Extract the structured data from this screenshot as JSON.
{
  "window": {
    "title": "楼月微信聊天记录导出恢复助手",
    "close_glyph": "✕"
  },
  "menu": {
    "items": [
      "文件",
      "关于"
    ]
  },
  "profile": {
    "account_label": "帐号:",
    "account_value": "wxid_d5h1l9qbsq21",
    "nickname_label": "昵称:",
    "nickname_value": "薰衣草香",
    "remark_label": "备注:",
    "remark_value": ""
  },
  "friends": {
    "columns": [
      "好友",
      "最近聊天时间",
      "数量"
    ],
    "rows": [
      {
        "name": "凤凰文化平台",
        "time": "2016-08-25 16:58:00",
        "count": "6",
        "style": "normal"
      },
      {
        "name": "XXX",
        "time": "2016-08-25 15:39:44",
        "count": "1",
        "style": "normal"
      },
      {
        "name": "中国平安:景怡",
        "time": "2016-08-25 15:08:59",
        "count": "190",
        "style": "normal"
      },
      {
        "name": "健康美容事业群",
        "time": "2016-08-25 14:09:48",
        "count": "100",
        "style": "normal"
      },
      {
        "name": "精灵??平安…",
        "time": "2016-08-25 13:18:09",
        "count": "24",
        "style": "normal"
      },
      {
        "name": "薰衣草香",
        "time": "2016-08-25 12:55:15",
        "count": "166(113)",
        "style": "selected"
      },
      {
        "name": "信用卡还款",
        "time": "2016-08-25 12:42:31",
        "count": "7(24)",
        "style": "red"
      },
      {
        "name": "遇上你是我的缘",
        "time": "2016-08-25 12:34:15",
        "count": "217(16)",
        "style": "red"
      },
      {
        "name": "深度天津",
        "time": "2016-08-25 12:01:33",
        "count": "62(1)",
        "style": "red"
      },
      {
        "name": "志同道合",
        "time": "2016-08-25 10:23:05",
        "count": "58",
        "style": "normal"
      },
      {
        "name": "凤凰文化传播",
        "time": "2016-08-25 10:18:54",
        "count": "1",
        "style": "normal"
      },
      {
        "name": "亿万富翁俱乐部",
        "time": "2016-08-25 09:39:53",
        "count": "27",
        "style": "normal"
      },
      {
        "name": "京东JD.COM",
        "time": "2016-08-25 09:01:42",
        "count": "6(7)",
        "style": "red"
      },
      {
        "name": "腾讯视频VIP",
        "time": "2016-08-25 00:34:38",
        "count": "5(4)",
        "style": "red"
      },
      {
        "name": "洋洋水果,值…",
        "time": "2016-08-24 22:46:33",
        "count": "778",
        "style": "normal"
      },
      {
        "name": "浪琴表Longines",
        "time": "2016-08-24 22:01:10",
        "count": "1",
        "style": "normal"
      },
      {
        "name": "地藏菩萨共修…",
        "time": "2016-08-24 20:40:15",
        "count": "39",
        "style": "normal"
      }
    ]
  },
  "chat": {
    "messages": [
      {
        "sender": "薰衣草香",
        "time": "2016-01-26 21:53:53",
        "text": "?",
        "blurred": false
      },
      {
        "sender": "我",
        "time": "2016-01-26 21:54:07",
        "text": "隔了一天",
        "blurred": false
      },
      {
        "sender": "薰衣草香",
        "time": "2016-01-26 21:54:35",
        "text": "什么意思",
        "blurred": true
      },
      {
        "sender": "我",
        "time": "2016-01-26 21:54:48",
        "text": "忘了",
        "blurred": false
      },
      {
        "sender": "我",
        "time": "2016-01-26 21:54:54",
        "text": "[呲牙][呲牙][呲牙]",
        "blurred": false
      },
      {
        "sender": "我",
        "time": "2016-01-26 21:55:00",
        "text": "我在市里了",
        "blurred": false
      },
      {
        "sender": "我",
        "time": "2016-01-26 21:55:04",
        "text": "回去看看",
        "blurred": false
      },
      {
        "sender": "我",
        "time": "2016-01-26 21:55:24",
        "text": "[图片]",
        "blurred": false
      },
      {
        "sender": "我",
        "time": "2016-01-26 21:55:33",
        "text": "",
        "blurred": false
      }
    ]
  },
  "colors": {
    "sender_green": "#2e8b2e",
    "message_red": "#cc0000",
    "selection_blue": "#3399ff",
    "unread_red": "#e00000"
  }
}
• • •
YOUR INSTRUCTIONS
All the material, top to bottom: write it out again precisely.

RESPONSE TO THE EXERCISE
Extract the structured data from this screenshot as JSON.
{
  "window": {
    "title": "楼月微信聊天记录导出恢复助手",
    "close_glyph": "✕"
  },
  "menu": {
    "items": [
      "文件",
      "关于"
    ]
  },
  "profile": {
    "account_label": "帐号:",
    "account_value": "wxid_d5h1l9qbsq21",
    "nickname_label": "昵称:",
    "nickname_value": "薰衣草香",
    "remark_label": "备注:",
    "remark_value": ""
  },
  "friends": {
    "columns": [
      "好友",
      "最近聊天时间",
      "数量"
    ],
    "rows": [
      {
        "name": "凤凰文化平台",
        "time": "2016-08-25 16:58:00",
        "count": "6",
        "style": "normal"
      },
      {
        "name": "XXX",
        "time": "2016-08-25 15:39:44",
        "count": "1",
        "style": "normal"
      },
      {
        "name": "中国平安:景怡",
        "time": "2016-08-25 15:08:59",
        "count": "190",
        "style": "normal"
      },
      {
        "name": "健康美容事业群",
        "time": "2016-08-25 14:09:48",
        "count": "100",
        "style": "normal"
      },
      {
        "name": "精灵??平安…",
        "time": "2016-08-25 13:18:09",
        "count": "24",
        "style": "normal"
      },
      {
        "name": "薰衣草香",
        "time": "2016-08-25 12:55:15",
        "count": "166(113)",
        "style": "selected"
      },
      {
        "name": "信用卡还款",
        "time": "2016-08-25 12:42:31",
        "count": "7(24)",
        "style": "red"
      },
      {
        "name": "遇上你是我的缘",
        "time": "2016-08-25 12:34:15",
        "count": "217(16)",
        "style": "red"
      },
      {
        "name": "深度天津",
        "time": "2016-08-25 12:01:33",
        "count": "62(1)",
        "style": "red"
      },
      {
        "name": "志同道合",
        "time": "2016-08-25 10:23:05",
        "count": "58",
        "style": "normal"
      },
      {
        "name": "凤凰文化传播",
        "time": "2016-08-25 10:18:54",
        "count": "1",
        "style": "normal"
      },
      {
        "name": "亿万富翁俱乐部",
        "time": "2016-08-25 09:39:53",
        "count": "27",
        "style": "normal"
      },
      {
        "name": "京东JD.COM",
        "time": "2016-08-25 09:01:42",
        "count": "6(7)",
        "style": "red"
      },
      {
        "name": "腾讯视频VIP",
        "time": "2016-08-25 00:34:38",
        "count": "5(4)",
        "style": "red"
      },
      {
        "name": "洋洋水果,值…",
        "time": "2016-08-24 22:46:33",
        "count": "778",
        "style": "normal"
      },
      {
        "name": "浪琴表Longines",
        "time": "2016-08-24 22:01:10",
        "count": "1",
        "style": "normal"
      },
      {
        "name": "地藏菩萨共修…",
        "time": "2016-08-24 20:40:15",
        "count": "39",
        "style": "normal"
      }
    ]
  },
  "chat": {
    "messages": [
      {
        "sender": "薰衣草香",
        "time": "2016-01-26 21:53:53",
        "text": "?",
        "blurred": false
      },
      {
        "sender": "我",
        "time": "2016-01-26 21:54:07",
        "text": "隔了一天",
        "blurred": false
      },
      {
        "sender": "薰衣草香",
        "time": "2016-01-26 21:54:35",
        "text": "什么意思",
        "blurred": true
      },
      {
        "sender": "我",
        "time": "2016-01-26 21:54:48",
        "text": "忘了",
        "blurred": false
      },
      {
        "sender": "我",
        "time": "2016-01-26 21:54:54",
        "text": "[呲牙][呲牙][呲牙]",
        "blurred": false
      },
      {
        "sender": "我",
        "time": "2016-01-26 21:55:00",
        "text": "我在市里了",
        "blurred": false
      },
      {
        "sender": "我",
        "time": "2016-01-26 21:55:04",
        "text": "回去看看",
        "blurred": false
      },
      {
        "sender": "我",
        "time": "2016-01-26 21:55:24",
        "text": "[图片]",
        "blurred": false
      },
      {
        "sender": "我",
        "time": "2016-01-26 21:55:33",
        "text": "",
        "blurred": false
      }
    ]
  },
  "colors": {
    "sender_green": "#2e8b2e",
    "message_red": "#cc0000",
    "selection_blue": "#3399ff",
    "unread_red": "#e00000"
  }
}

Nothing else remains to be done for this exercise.